Pierre writes:
> In any case, what is the advantage of names like "pkplci9dx11"?  If you
> are going to break the bounds of limited name space, why not use something
> you can read, like the PostScript FontName?  You will probably find
> yourself aliasing it anyway to avoid typing endless strings, and if you
> do, the KB scheme is a pretty good place to start.  

I think you miss the point: pkplci9dx11 *is* a Karl Berry style name.
Break it down for yourself: p = Adobe, kp = Kepler, l = Light, c =
Small Caps, i = Italic, 9d = Expert Cork Encoded with OldStyle Digits,
x = Extended, 11 = Design Size 11. Sure, it doesn't fit in eight
characters, but this is a general problem with the Karl Berry scheme,
and one I thought that was widely known.

While the Karl Berry (KB) scheme can fit many font names into 8 characters,
it doesn't fit them all.

How many times has someone sent you a document in DVI format rather
than PostScript. And then of those DVI files, how many used PostScript
fonts? What would you do if I sent you a DVI file that needed Stone Serif?

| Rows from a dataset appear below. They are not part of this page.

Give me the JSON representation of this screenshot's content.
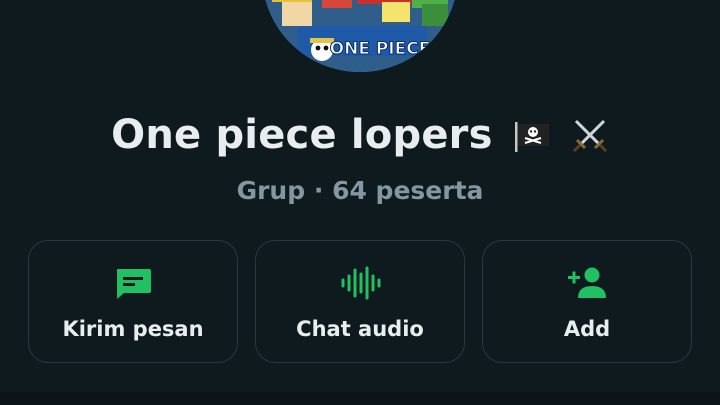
{
  "group": {
    "name": "One piece lopers",
    "emoji": [
      "pirate-flag-icon",
      "crossed-swords-icon"
    ],
    "type": "Grup",
    "separator": "·",
    "participants": "64 peserta",
    "avatar_logo_text": "ONE PIECE"
  },
  "actions": [
    {
      "label": "Kirim pesan",
      "icon": "message-icon"
    },
    {
      "label": "Chat audio",
      "icon": "audio-wave-icon"
    },
    {
      "label": "Add",
      "icon": "add-person-icon"
    }
  ],
  "colors": {
    "background": "#0f1a1f",
    "text_primary": "#e9edef",
    "text_secondary": "#8696a0",
    "accent": "#21c063",
    "card_border": "#2a373e"
  }
}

If I send you a DVI file that uses pkplci9dx11, or even some 8
character contraction of that name, will you be able to print it? Only
if you've bought yourself a copy of Kepler and set up tools to
integrate multiple master fonts and TeX. Better then that I send you a
PostScript file or PDF file, in which case the name I use locally is
pretty inconsequential.

It might matter to use consistent names for the `standard 35' fonts that
are in most PostScript printers, but beyond that, I don't see that it
matters greatly.